writes that he is told that someone is making patterns and/or
castings for a model of the IHC Mogul engine and would like to know
who’s making them. We’ve talked with the fellow who is
working on this project, but we don’t know the stage of his
activities, nor has he given us permission to use his name in this
regard, at least at this point. Perhaps (and hopefully) he will see
this query and respond directly to Mr. Stein. (Recognizing
everyone’s privacy is often a problem when writing a column
such as this … and we hate the ringing sound in our ears when
someone gripes that we haven’t looked after these things
properly).

A Closing Word

We’re finishing up this column late in the afternoon on
February 6, 1997. We started early this morning, but something went
awry on the keyboard for the computer, so that meant a trip to the
computer shop where we bought a brand new one (and a good one at
that) for under $25. Isn’t that something!

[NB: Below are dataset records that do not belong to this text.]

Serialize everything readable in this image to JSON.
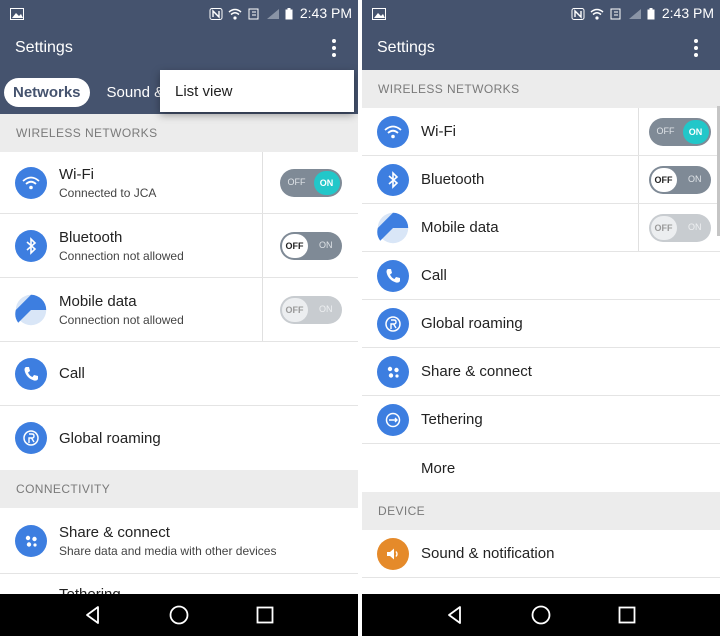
{
  "status": {
    "time": "2:43 PM"
  },
  "left": {
    "title": "Settings",
    "tabs": [
      {
        "label": "Networks",
        "active": true
      },
      {
        "label": "Sound & n",
        "active": false
      }
    ],
    "menu": {
      "item": "List view"
    },
    "sections": [
      {
        "header": "WIRELESS NETWORKS"
      },
      {
        "header": "CONNECTIVITY"
      }
    ],
    "items": [
      {
        "label": "Wi-Fi",
        "sub": "Connected to JCA",
        "icon": "wifi-icon",
        "toggle": "on"
      },
      {
        "label": "Bluetooth",
        "sub": "Connection not allowed",
        "icon": "bluetooth-icon",
        "toggle": "off"
      },
      {
        "label": "Mobile data",
        "sub": "Connection not allowed",
        "icon": "mobile-data-icon",
        "toggle": "disabled"
      },
      {
        "label": "Call",
        "sub": "",
        "icon": "phone-icon"
      },
      {
        "label": "Global roaming",
        "sub": "",
        "icon": "roaming-icon"
      },
      {
        "label": "Share & connect",
        "sub": "Share data and media with other devices",
        "icon": "share-icon"
      },
      {
        "label": "Tethering",
        "sub": "",
        "icon": "tethering-icon"
      }
    ]
  },
  "right": {
    "title": "Settings",
    "sections": [
      {
        "header": "WIRELESS NETWORKS"
      },
      {
        "header": "DEVICE"
      }
    ],
    "items": [
      {
        "label": "Wi-Fi",
        "icon": "wifi-icon",
        "toggle": "on"
      },
      {
        "label": "Bluetooth",
        "icon": "bluetooth-icon",
        "toggle": "off"
      },
      {
        "label": "Mobile data",
        "icon": "mobile-data-icon",
        "toggle": "disabled"
      },
      {
        "label": "Call",
        "icon": "phone-icon"
      },
      {
        "label": "Global roaming",
        "icon": "roaming-icon"
      },
      {
        "label": "Share & connect",
        "icon": "share-icon"
      },
      {
        "label": "Tethering",
        "icon": "tethering-icon"
      },
      {
        "label": "More",
        "icon": ""
      },
      {
        "label": "Sound & notification",
        "icon": "sound-icon"
      }
    ]
  },
  "toggle_text": {
    "on": "ON",
    "off": "OFF"
  },
  "colors": {
    "appbar": "#45536e",
    "icon_blue": "#3d7ee0",
    "icon_orange": "#e58a2a",
    "toggle_on": "#22c7c9",
    "section_bg": "#ececec"
  }
}
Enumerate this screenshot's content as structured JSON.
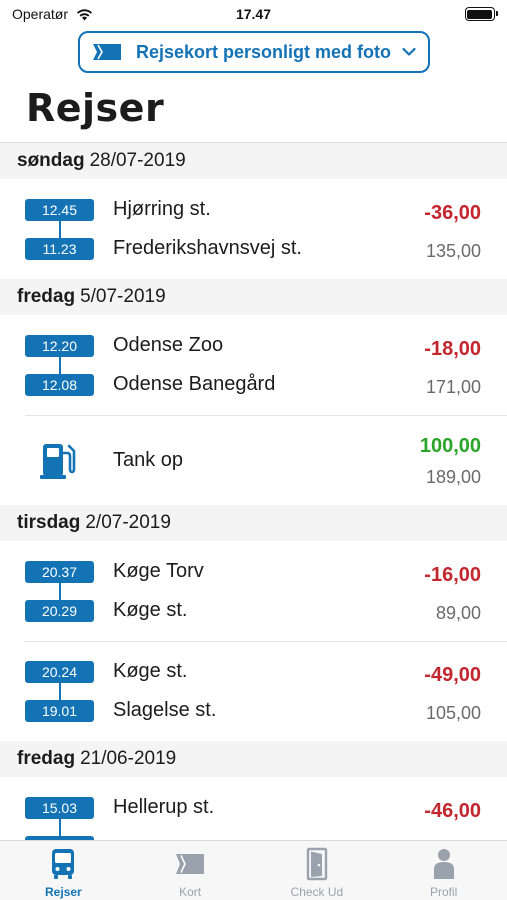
{
  "status_bar": {
    "carrier": "Operatør",
    "time": "17.47"
  },
  "card_selector": {
    "label": "Rejsekort personligt med foto"
  },
  "page": {
    "title": "Rejser"
  },
  "days": [
    {
      "weekday": "søndag",
      "date": "28/07-2019",
      "trips": [
        {
          "type": "trip",
          "time_top": "12.45",
          "station_top": "Hjørring st.",
          "time_bottom": "11.23",
          "station_bottom": "Frederikshavnsvej st.",
          "amount": "-36,00",
          "balance": "135,00"
        }
      ]
    },
    {
      "weekday": "fredag",
      "date": "5/07-2019",
      "trips": [
        {
          "type": "trip",
          "time_top": "12.20",
          "station_top": "Odense Zoo",
          "time_bottom": "12.08",
          "station_bottom": "Odense Banegård",
          "amount": "-18,00",
          "balance": "171,00"
        },
        {
          "type": "refuel",
          "label": "Tank op",
          "amount": "100,00",
          "balance": "189,00"
        }
      ]
    },
    {
      "weekday": "tirsdag",
      "date": "2/07-2019",
      "trips": [
        {
          "type": "trip",
          "time_top": "20.37",
          "station_top": "Køge Torv",
          "time_bottom": "20.29",
          "station_bottom": "Køge st.",
          "amount": "-16,00",
          "balance": "89,00"
        },
        {
          "type": "trip",
          "time_top": "20.24",
          "station_top": "Køge st.",
          "time_bottom": "19.01",
          "station_bottom": "Slagelse st.",
          "amount": "-49,00",
          "balance": "105,00"
        }
      ]
    },
    {
      "weekday": "fredag",
      "date": "21/06-2019",
      "trips": [
        {
          "type": "trip",
          "time_top": "15.03",
          "station_top": "Hellerup st.",
          "time_bottom": "",
          "station_bottom": "",
          "amount": "-46,00",
          "balance": ""
        }
      ]
    }
  ],
  "tabbar": {
    "tabs": [
      {
        "label": "Rejser",
        "icon": "bus-icon",
        "active": true
      },
      {
        "label": "Kort",
        "icon": "card-icon",
        "active": false
      },
      {
        "label": "Check Ud",
        "icon": "door-icon",
        "active": false
      },
      {
        "label": "Profil",
        "icon": "person-icon",
        "active": false
      }
    ]
  },
  "colors": {
    "accent": "#1473b5",
    "negative": "#c4262e",
    "positive": "#2aa52a",
    "section_background": "#f4f4f4"
  }
}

A few years ago the
same thing happened, and a new keyboard was almost $100. Would to
goodness that most other things would come down in price instead of
go up! While there, we gazed upon some of the newer machines that
have blazing speed, especially when compared with our old Gateway
386DX model. Ah well, it’s done its job for several years, and
for the most part doesn’t have any serious limitations. The
Internet connection will be on an Apple Performa, so essentially
what we’re doing is keyboarding books and our monthly articles
on this old standby. By the way, Stemgas has an e-mail address for
those of you so inclined. It’s weidman@pptnet.com. The office
reminds me that this e-mail connection is not yet set up to take
credit card transactions.

That’s all for this time. After a very long day, we’ll
make a hurried trip to the Post Office with our monthly packet,
then we’ll come home, sit back in the recliner with a wee dram
of liquid refreshment and call it quits for the day!

Gas Engine Magazine

Preserving the History of Internal Combustion Engines